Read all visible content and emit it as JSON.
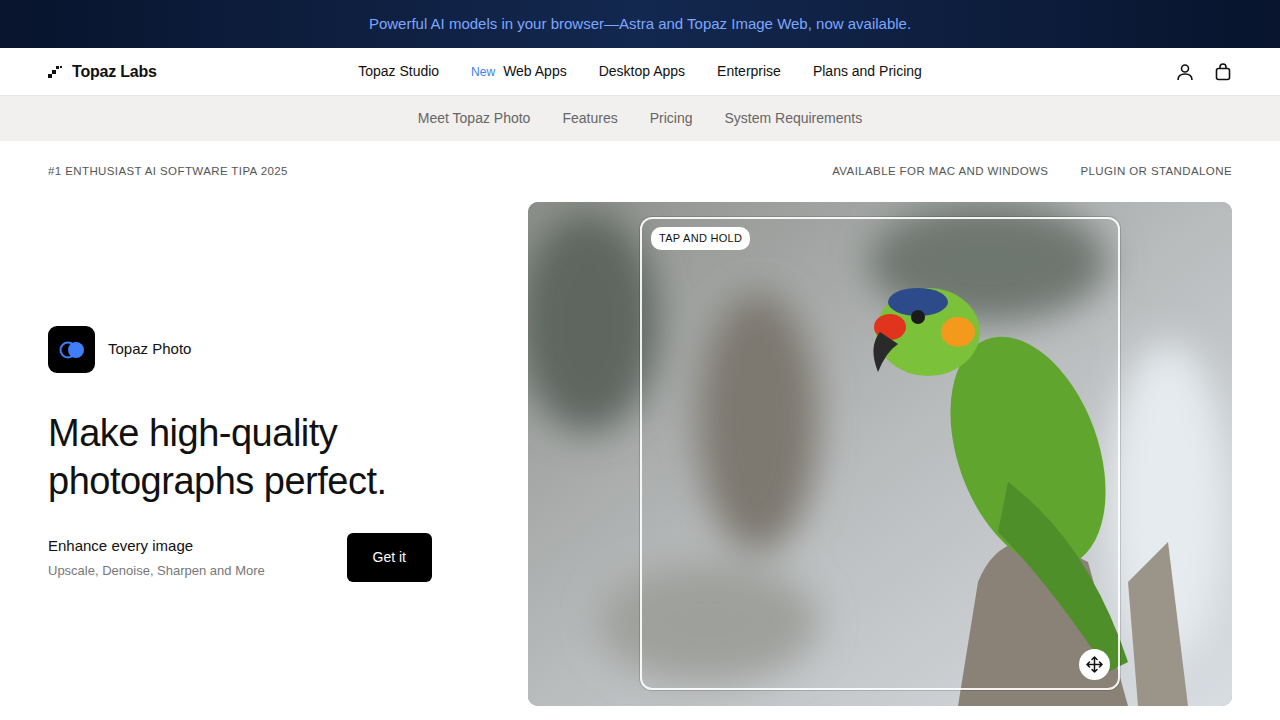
{
  "banner": {
    "text": "Powerful AI models in your browser—Astra and Topaz Image Web, now available."
  },
  "brand": {
    "name": "Topaz Labs"
  },
  "nav": {
    "items": [
      {
        "label": "Topaz Studio"
      },
      {
        "label": "Web Apps",
        "badge": "New"
      },
      {
        "label": "Desktop Apps"
      },
      {
        "label": "Enterprise"
      },
      {
        "label": "Plans and Pricing"
      }
    ]
  },
  "subnav": {
    "items": [
      {
        "label": "Meet Topaz Photo",
        "selected": false
      },
      {
        "label": "Features",
        "selected": false
      },
      {
        "label": "Pricing",
        "selected": false
      },
      {
        "label": "System Requirements",
        "selected": false
      }
    ]
  },
  "tags": {
    "award": "#1 ENTHUSIAST AI SOFTWARE TIPA 2025",
    "right": [
      "AVAILABLE FOR MAC AND WINDOWS",
      "PLUGIN OR STANDALONE"
    ]
  },
  "hero": {
    "app_name": "Topaz Photo",
    "heading": "Make high-quality photographs perfect.",
    "subtitle": "Enhance every image",
    "features": "Upscale, Denoise, Sharpen and More",
    "button": "Get it"
  },
  "photo": {
    "hint": "TAP AND HOLD"
  }
}
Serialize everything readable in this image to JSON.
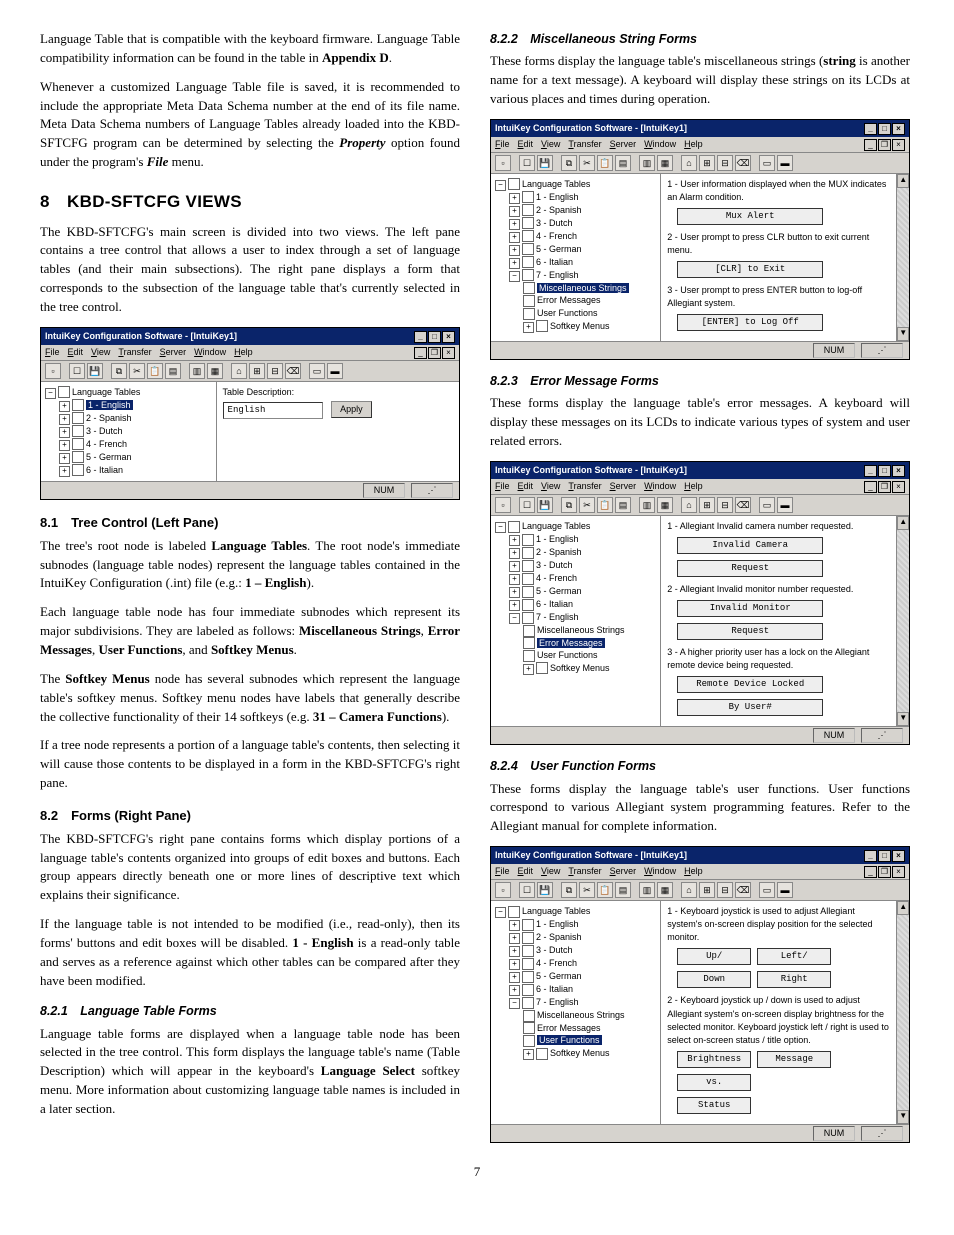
{
  "intro": {
    "p1a": "Language Table that is compatible with the keyboard firmware. Language Table compatibility information can be found in the table in ",
    "p1b": "Appendix D",
    "p1c": ".",
    "p2a": "Whenever a customized Language Table file is saved, it is recommended to include the appropriate Meta Data Schema number at the end of its file name. Meta Data Schema numbers of Language Tables already loaded into the KBD-SFTCFG program can be determined by selecting the ",
    "p2b": "Property",
    "p2c": " option found under the program's ",
    "p2d": "File",
    "p2e": " menu."
  },
  "sec8": {
    "heading": "8 KBD-SFTCFG VIEWS",
    "p1": "The KBD-SFTCFG's main screen is divided into two views. The left pane contains a tree control that allows a user to index through a set of language tables (and their main subsections). The right pane displays a form that corresponds to the subsection of the language table that's currently selected in the tree control."
  },
  "win": {
    "title": "IntuiKey Configuration Software - [IntuiKey1]",
    "menus": [
      "File",
      "Edit",
      "View",
      "Transfer",
      "Server",
      "Window",
      "Help"
    ],
    "rootnode": "Language Tables",
    "langs6": [
      "1 - English",
      "2 - Spanish",
      "3 - Dutch",
      "4 - French",
      "5 - German",
      "6 - Italian"
    ],
    "langs7": [
      "1 - English",
      "2 - Spanish",
      "3 - Dutch",
      "4 - French",
      "5 - German",
      "6 - Italian",
      "7 - English"
    ],
    "subnodes": [
      "Miscellaneous Strings",
      "Error Messages",
      "User Functions",
      "Softkey Menus"
    ],
    "status": "NUM"
  },
  "shot1": {
    "desc_label": "Table Description:",
    "desc_value": "English",
    "apply": "Apply",
    "selected": "1 - English"
  },
  "s81": {
    "heading": "8.1 Tree Control (Left Pane)",
    "p1a": "The tree's root node is labeled ",
    "p1b": "Language Tables",
    "p1c": ". The root node's immediate subnodes (language table nodes) represent the language tables contained in the IntuiKey Configuration (.int) file (e.g.: ",
    "p1d": "1 – English",
    "p1e": ").",
    "p2a": "Each language table node has four immediate subnodes which represent its major subdivisions. They are labeled as follows: ",
    "p2b": "Miscellaneous Strings",
    "p2c": ", ",
    "p2d": "Error Messages",
    "p2e": ", ",
    "p2f": "User Functions",
    "p2g": ", and ",
    "p2h": "Softkey Menus",
    "p2i": ".",
    "p3a": "The ",
    "p3b": "Softkey Menus",
    "p3c": " node has several subnodes which represent the language table's softkey menus. Softkey menu nodes have labels that generally describe the collective functionality of their 14 softkeys (e.g. ",
    "p3d": "31 – Camera Functions",
    "p3e": ").",
    "p4": "If a tree node represents a portion of a language table's contents, then selecting it will cause those contents to be displayed in a form in the KBD-SFTCFG's right pane."
  },
  "s82": {
    "heading": "8.2 Forms (Right Pane)",
    "p1": "The KBD-SFTCFG's right pane contains forms which display portions of a language table's contents organized into groups of edit boxes and buttons. Each group appears directly beneath one or more lines of descriptive text which explains their significance.",
    "p2a": "If the language table is not intended to be modified (i.e., read-only), then its forms' buttons and edit boxes will be disabled. ",
    "p2b": "1 - English",
    "p2c": " is a read-only table and serves as a reference against which other tables can be compared after they have been modified."
  },
  "s821": {
    "heading": "8.2.1 Language Table Forms",
    "p1a": "Language table forms are displayed when a language table node has been selected in the tree control. This form displays the language table's name (Table Description) which will appear in the keyboard's ",
    "p1b": "Language Select",
    "p1c": " softkey menu. More information about customizing language table names is included in a later section."
  },
  "s822": {
    "heading": "8.2.2 Miscellaneous String Forms",
    "p1a": "These forms display the language table's miscellaneous strings (",
    "p1b": "string",
    "p1c": " is another name for a text message). A keyboard will display these strings on its LCDs at various places and times during operation."
  },
  "shot2": {
    "selected": "Miscellaneous Strings",
    "i1": "1 - User information displayed when the MUX indicates an Alarm condition.",
    "l1": "Mux Alert",
    "i2": "2 - User prompt to press CLR button to exit current menu.",
    "l2": "[CLR] to Exit",
    "i3": "3 - User prompt to press ENTER button to log-off Allegiant system.",
    "l3": "[ENTER] to Log Off"
  },
  "s823": {
    "heading": "8.2.3 Error Message Forms",
    "p1": "These forms display the language table's error messages. A keyboard will display these messages on its LCDs to indicate various types of system and user related errors."
  },
  "shot3": {
    "selected": "Error Messages",
    "i1": "1 - Allegiant Invalid camera number requested.",
    "l1a": "Invalid Camera",
    "l1b": "Request",
    "i2": "2 - Allegiant Invalid monitor number requested.",
    "l2a": "Invalid Monitor",
    "l2b": "Request",
    "i3": "3 - A higher priority user has a lock on the Allegiant remote device being requested.",
    "l3a": "Remote Device Locked",
    "l3b": "By User#"
  },
  "s824": {
    "heading": "8.2.4 User Function Forms",
    "p1": "These forms display the language table's user functions. User functions correspond to various Allegiant system programming features. Refer to the Allegiant manual for complete information."
  },
  "shot4": {
    "selected": "User Functions",
    "i1": "1 - Keyboard joystick is used to adjust Allegiant system's on-screen display position for the selected monitor.",
    "l1a": "Up/",
    "l1b": "Left/",
    "l1c": "Down",
    "l1d": "Right",
    "i2": "2 - Keyboard joystick up / down is used to adjust Allegiant system's on-screen display brightness for the selected monitor. Keyboard joystick left / right is used to select on-screen status / title option.",
    "l2a": "Brightness",
    "l2b": "Message",
    "l2c": "vs.",
    "l2d": "Status"
  },
  "page": "7"
}
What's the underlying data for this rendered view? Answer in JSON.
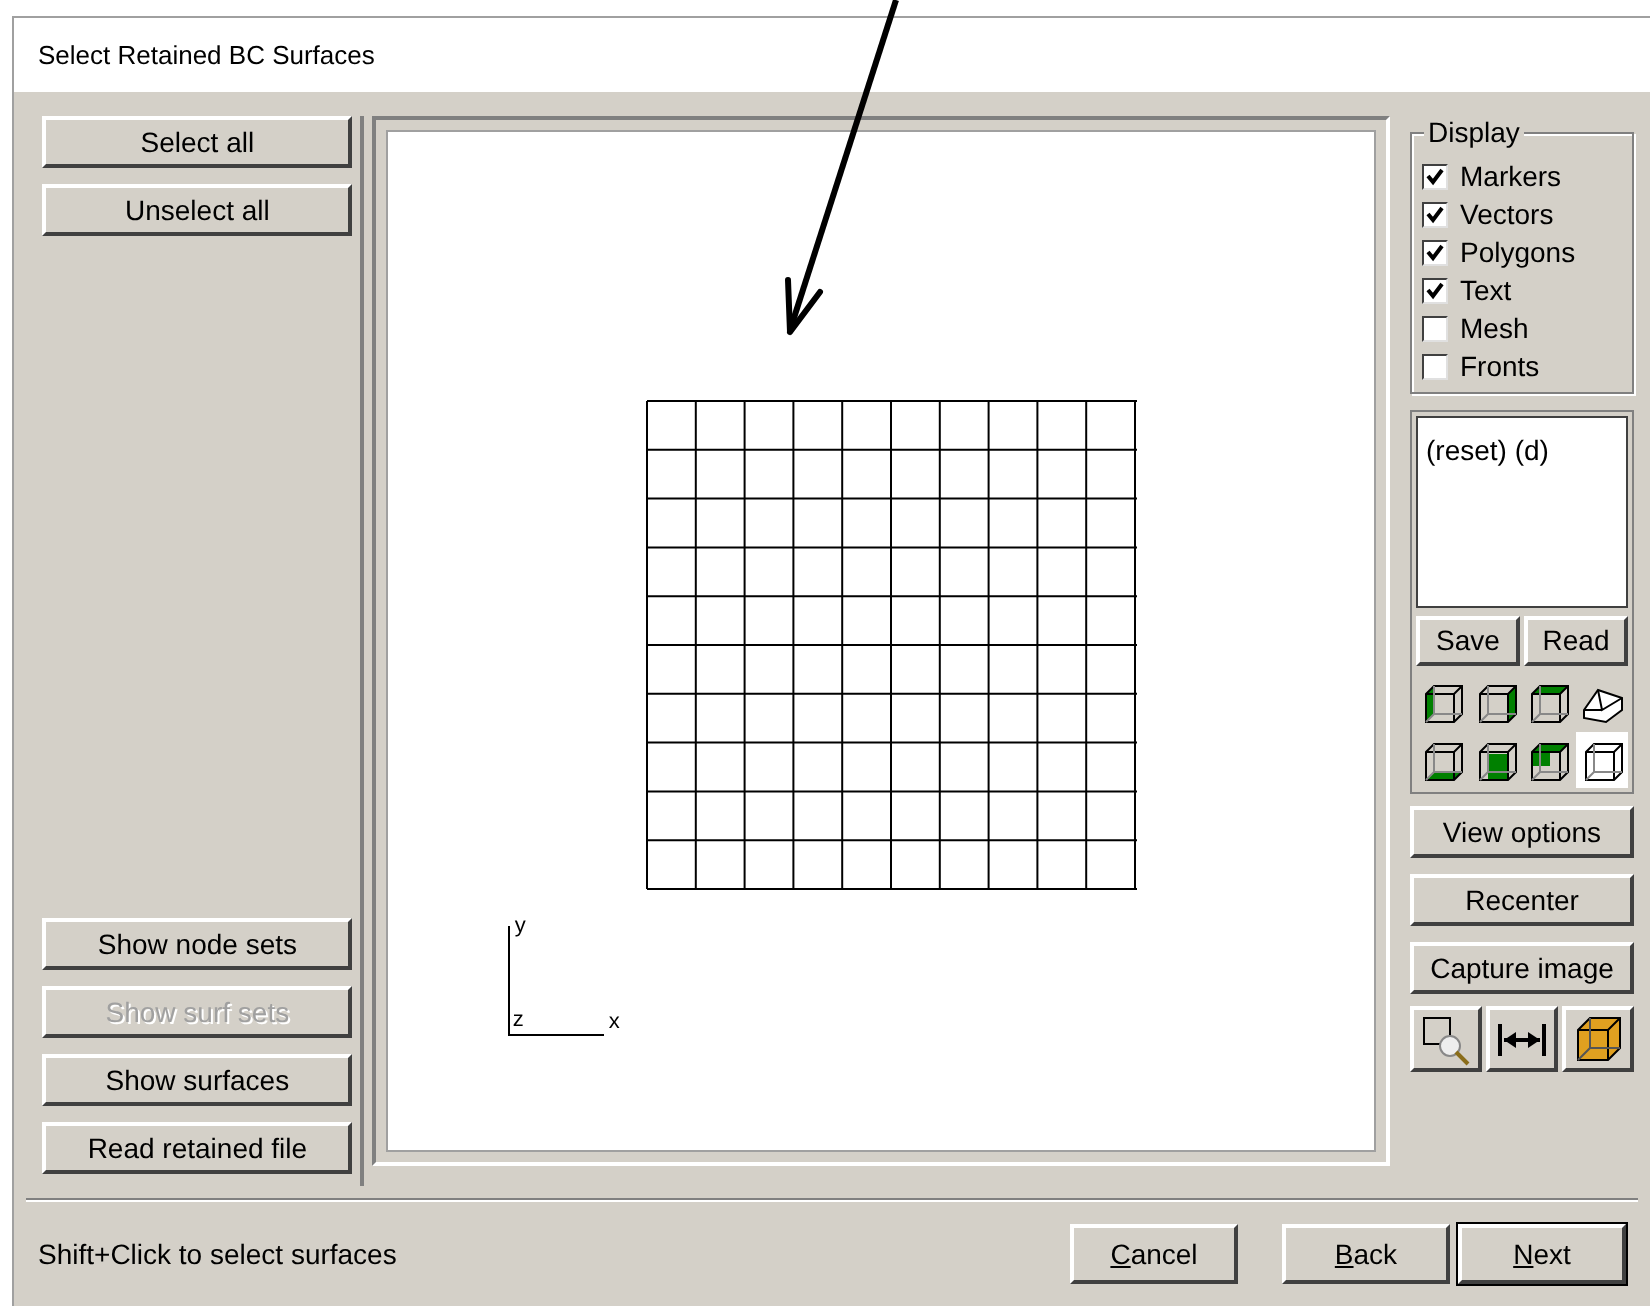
{
  "window": {
    "title": "Select Retained BC Surfaces"
  },
  "left_buttons_top": [
    {
      "label": "Select all",
      "disabled": false
    },
    {
      "label": "Unselect all",
      "disabled": false
    }
  ],
  "left_buttons_bottom": [
    {
      "label": "Show node sets",
      "disabled": false
    },
    {
      "label": "Show surf sets",
      "disabled": true
    },
    {
      "label": "Show surfaces",
      "disabled": false
    },
    {
      "label": "Read retained file",
      "disabled": false
    }
  ],
  "viewport": {
    "axes": {
      "y": "y",
      "z": "z",
      "x": "x"
    }
  },
  "display": {
    "title": "Display",
    "options": [
      {
        "label": "Markers",
        "checked": true
      },
      {
        "label": "Vectors",
        "checked": true
      },
      {
        "label": "Polygons",
        "checked": true
      },
      {
        "label": "Text",
        "checked": true
      },
      {
        "label": "Mesh",
        "checked": false
      },
      {
        "label": "Fronts",
        "checked": false
      }
    ]
  },
  "views_text": "(reset) (d)",
  "view_file_buttons": [
    "Save",
    "Read"
  ],
  "view_presets": [
    {
      "selected": false
    },
    {
      "selected": false
    },
    {
      "selected": false
    },
    {
      "selected": false
    },
    {
      "selected": false
    },
    {
      "selected": false
    },
    {
      "selected": false
    },
    {
      "selected": true
    }
  ],
  "right_buttons": [
    "View options",
    "Recenter",
    "Capture image"
  ],
  "status": "Shift+Click to select surfaces",
  "footer_buttons": [
    {
      "label": "Cancel",
      "default": false
    },
    {
      "label": "Back",
      "default": false
    },
    {
      "label": "Next",
      "default": true
    }
  ]
}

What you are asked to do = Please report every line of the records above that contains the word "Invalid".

Answer area =
    "i1": "1 - Allegiant Invalid camera number requested.",
    "l1a": "Invalid Camera",
    "i2": "2 - Allegiant Invalid monitor number requested.",
    "l2a": "Invalid Monitor",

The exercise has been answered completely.